For several years it has been suggested that idiopathic epilepsy may occur as an independent disease in this breed and may not be the consequence of the frequently occurring Chiari-like malformation [58]. This hypothesis was supported by a study from 2013 that did not find a significant association between the degree of the Chiari-like malformation, (such as degree of ventriculomegaly) and the occurrence of epileptic seizures [59]. However, an overlapping of the two diseases cannot be entirely excluded. According to the findings of the study published in 2013 the seizure type was defined as (primary) generalised epileptic seizures in 39 % of the dogs, as focal epileptic seizures in 36 % and as focal epileptic seizures evolving into generalised seizures in 25 % of dogs [59]. No detailed data regarding potential modes of inheritance are available; however, epilepsy was found more frequently in lines originating from whole-colour dogs [58]. Potential breed-specific diseases that may mimic idiopathic epilepsy: Cavalier King Charles Spaniels are also known to suffer from Episodic Falling (paroxysmal exercise-induced dyskinesia) [60]. Episodic falling is a movement disorder that typically manifests between the age of 4 months and four years. Falling episodes are induced by physical activity, stress and excitement and manifest with hypertonicity of the limbs resulting in inability to move or even complete collapse. In contrast to epileptic seizures consciousness usually is not affected during these episodes [60]. A gene test is available for episodic falling that is based on evidence of a BCAN (brevican) mutation [61, 62]. Older Cavalier King Charles spaniels (>5 years old) have a high prevalence of myoclonus, which manifests most commonly as a brief jerking of the head and forelimbs when the dog is standing or sitting. Initially the syndrome is relatively benign but can be progressive with affected dogs suffering frequent jerks which may interfere with function, for example cause the dog to fall or stumble [63]. The syndrome can be confused with focal epileptic seizures but generally does not respond to AEDs licenced for dogs although may respond to levetiracetam (personal communication Clare Rusbridge February 2015). The pathogenesis of the myoclonus is as yet undetermined.
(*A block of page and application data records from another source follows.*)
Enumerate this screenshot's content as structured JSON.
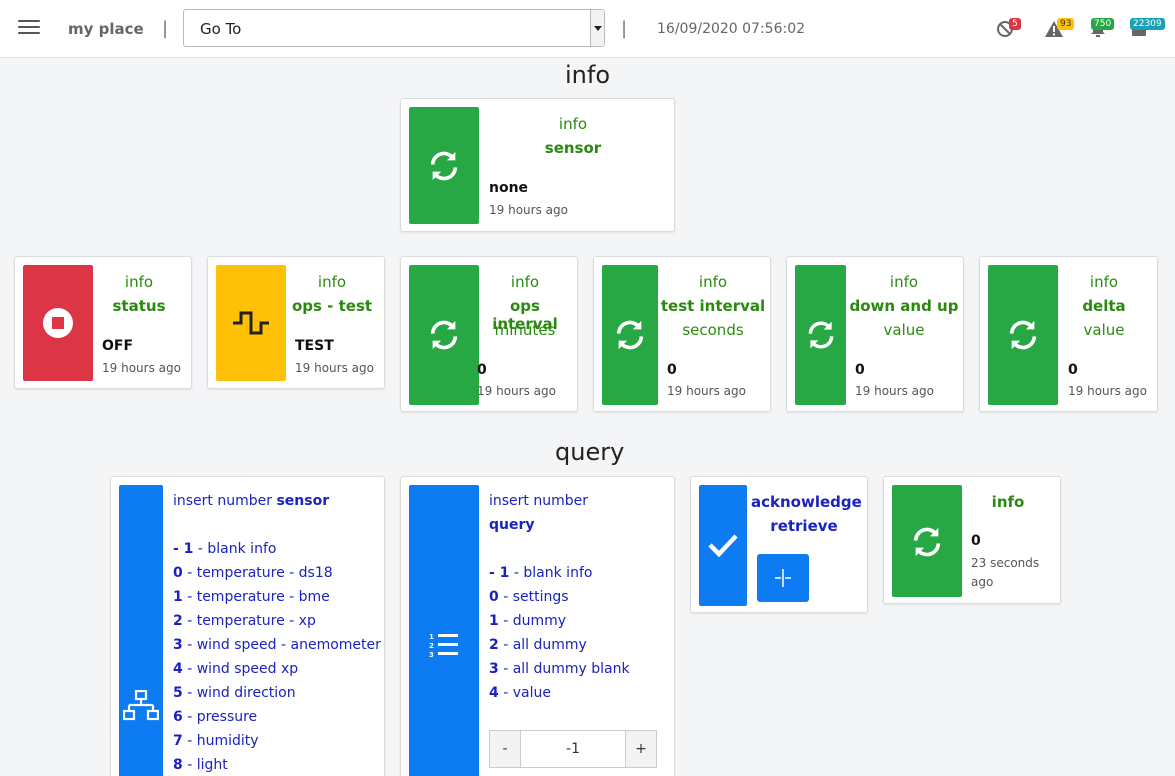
{
  "topbar": {
    "brand": "my place",
    "sep": "|",
    "goto": "Go To",
    "datetime": "16/09/2020 07:56:02",
    "badges": {
      "blocked": "5",
      "warnings": "93",
      "green": "750",
      "teal": "22309"
    },
    "colors": {
      "blocked": "#dc3545",
      "warnings": "#ffc107",
      "green": "#28a745",
      "teal": "#17a2b8"
    }
  },
  "sections": {
    "info": "info",
    "query": "query"
  },
  "cards": {
    "sensor": {
      "l1": "info",
      "l2": "sensor",
      "value": "none",
      "ago": "19 hours ago"
    },
    "status": {
      "l1": "info",
      "l2": "status",
      "value": "OFF",
      "ago": "19 hours ago"
    },
    "ops_test": {
      "l1": "info",
      "l2": "ops - test",
      "value": "TEST",
      "ago": "19 hours ago"
    },
    "ops_interval": {
      "l1": "info",
      "l2": "ops interval",
      "l3": "minutes",
      "value": "0",
      "ago": "19 hours ago"
    },
    "test_interval": {
      "l1": "info",
      "l2": "test interval",
      "l3": "seconds",
      "value": "0",
      "ago": "19 hours ago"
    },
    "down_up": {
      "l1": "info",
      "l2": "down and up",
      "l3": "value",
      "value": "0",
      "ago": "19 hours ago"
    },
    "delta": {
      "l1": "info",
      "l2": "delta",
      "l3": "value",
      "value": "0",
      "ago": "19 hours ago"
    }
  },
  "query": {
    "sensor_card": {
      "title_a": "insert number ",
      "title_b": "sensor",
      "items": [
        {
          "num": "- 1",
          "label": " - blank info"
        },
        {
          "num": "0",
          "label": " - temperature - ds18"
        },
        {
          "num": "1",
          "label": " - temperature - bme"
        },
        {
          "num": "2",
          "label": " - temperature - xp"
        },
        {
          "num": "3",
          "label": " - wind speed - anemometer"
        },
        {
          "num": "4",
          "label": " - wind speed xp"
        },
        {
          "num": "5",
          "label": " - wind direction"
        },
        {
          "num": "6",
          "label": " - pressure"
        },
        {
          "num": "7",
          "label": " - humidity"
        },
        {
          "num": "8",
          "label": " - light"
        }
      ]
    },
    "query_card": {
      "title_a": "insert number",
      "title_b": "query",
      "items": [
        {
          "num": "- 1",
          "label": " - blank info"
        },
        {
          "num": "0",
          "label": " - settings"
        },
        {
          "num": "1",
          "label": " - dummy"
        },
        {
          "num": "2",
          "label": " - all dummy"
        },
        {
          "num": "3",
          "label": " - all dummy blank"
        },
        {
          "num": "4",
          "label": " - value"
        }
      ],
      "minus": "-",
      "plus": "+",
      "value": "-1"
    },
    "ack_card": {
      "l1": "acknowledge",
      "l2": "retrieve"
    },
    "info_card": {
      "l1": "info",
      "value": "0",
      "ago1": "23 seconds",
      "ago2": "ago"
    }
  }
}
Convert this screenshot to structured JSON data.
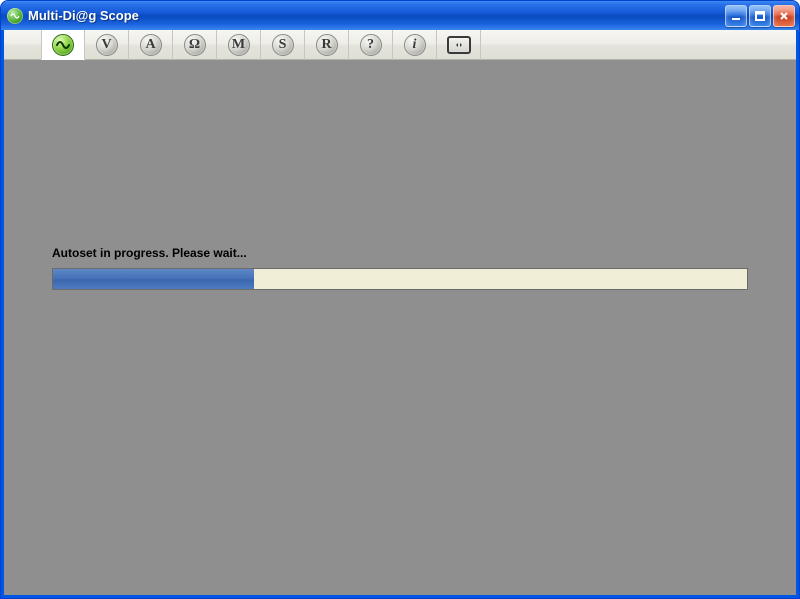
{
  "window": {
    "title": "Multi-Di@g Scope"
  },
  "toolbar": {
    "buttons": [
      {
        "name": "wave-icon",
        "label": "~",
        "active": true,
        "style": "green",
        "symbol": "sine"
      },
      {
        "name": "volts-icon",
        "label": "V",
        "active": false,
        "style": "gray",
        "symbol": "V"
      },
      {
        "name": "amps-icon",
        "label": "A",
        "active": false,
        "style": "gray",
        "symbol": "A"
      },
      {
        "name": "ohms-icon",
        "label": "Ω",
        "active": false,
        "style": "gray",
        "symbol": "Ω"
      },
      {
        "name": "m-icon",
        "label": "M",
        "active": false,
        "style": "gray",
        "symbol": "M"
      },
      {
        "name": "s-icon",
        "label": "S",
        "active": false,
        "style": "gray",
        "symbol": "S"
      },
      {
        "name": "r-icon",
        "label": "R",
        "active": false,
        "style": "gray",
        "symbol": "R"
      },
      {
        "name": "help-icon",
        "label": "?",
        "active": false,
        "style": "gray",
        "symbol": "?"
      },
      {
        "name": "info-icon",
        "label": "i",
        "active": false,
        "style": "gray",
        "symbol": "i"
      },
      {
        "name": "fullscreen-icon",
        "label": "⛶",
        "active": false,
        "style": "rect",
        "symbol": "rect"
      }
    ]
  },
  "status": {
    "message": "Autoset in progress. Please wait...",
    "progress_percent": 29
  },
  "colors": {
    "titlebar_blue": "#1559d6",
    "close_red": "#e25b3a",
    "toolbar_bg": "#efeee9",
    "client_bg": "#8f8f8f",
    "progress_fill": "#4673b9",
    "progress_track": "#f0eed6",
    "active_green": "#96d84a"
  }
}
What breed of dog is prone to seizures?

Most pet owners probably don’t know this, but dogs can have seizures just like humans. Few things are worse than seeing your four-legged friend suddenly flop to the ground and tread water that isn’t even there, but for some dogs, this is their reality.

So how do you know if your dog has or may get seizures? And what should you do if they start experiencing them?